The ark Noah was instructed to build is a sanctuary; both a place of safety and a place of cultic sacrifice. The ark is a holy place constructed in a written text composed after the destruction of the Jerusalem temple. Knowing this, we are able to reconstruct the meaning of the allegory of the great flood in Genesis. God had ‘determined to make an end of all flesh.’ This we can only read in reference to the fates of the Hebrew kingdoms of Israel and Judah. Israel — a people of Yahweh — was destroyed by the Assyrian Empire in 722 BCE. The population of the northern kingdom was deported to exile beyond the Euphrates and so Israel ceased to exist as a political and cultural entity. The Babylonian destruction of Jerusalem, the capital of the southern Kingdom of Judah, and its temple in 587 BCE threatened the Judeans with the same fate of cultural annihilation.
Tag Archives: Genesis

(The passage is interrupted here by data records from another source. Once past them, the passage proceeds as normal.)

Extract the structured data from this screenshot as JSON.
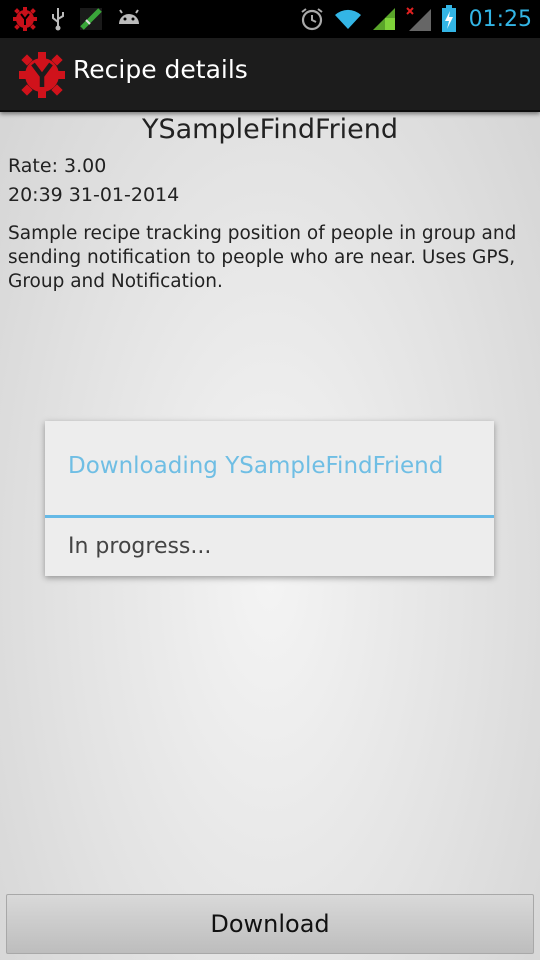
{
  "status_bar": {
    "time": "01:25",
    "left_icons": [
      "app-notification-icon",
      "usb-icon",
      "debug-icon",
      "android-icon"
    ],
    "right_icons": [
      "alarm-icon",
      "wifi-icon",
      "signal-icon",
      "no-signal-icon",
      "battery-charging-icon"
    ]
  },
  "action_bar": {
    "title": "Recipe details"
  },
  "recipe": {
    "name": "YSampleFindFriend",
    "rate": "Rate: 3.00",
    "date": "20:39 31-01-2014",
    "description": "Sample recipe tracking position of people in group and sending notification to people who are near. Uses GPS, Group and Notification."
  },
  "dialog": {
    "title": "Downloading YSampleFindFriend",
    "message": "In progress..."
  },
  "buttons": {
    "download_label": "Download"
  },
  "colors": {
    "accent": "#33b5e5",
    "dialog_title": "#6fbee4",
    "logo_red": "#d0121b"
  }
}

Abram the Hebrew | Genesis 14:13-16
In the reception of the biblical text, the word ‘Hebrew’ (עִבְרִי, ʿibrî) has come to be treated as a synonym of Israelite and in more modern parlance a synonym for Jew. Thus, the Hebrews of the Bible are the Israelites and the Jews of today are Hebrews. Yet, the text of the Hebrew Bible does not allow for this simple equation. These terms, strictly speaking, are not interchangeable. While Abram, the father of Isaac (the father of Jacob/Israel), is called ‘the Hebrew’ in Canaan (Genesis 14:13) and while the Israelites are referred to as ‘the Hebrews’ in Egypt (Exodus 1:22), the term itself seems to lack, in deeper analysis, the qualities of an ethnic marker. Where ‘Israelite’ signifies belonging to a national or ethnic group, ‘Hebrew’ appears to describe either a mode of life or a legal status.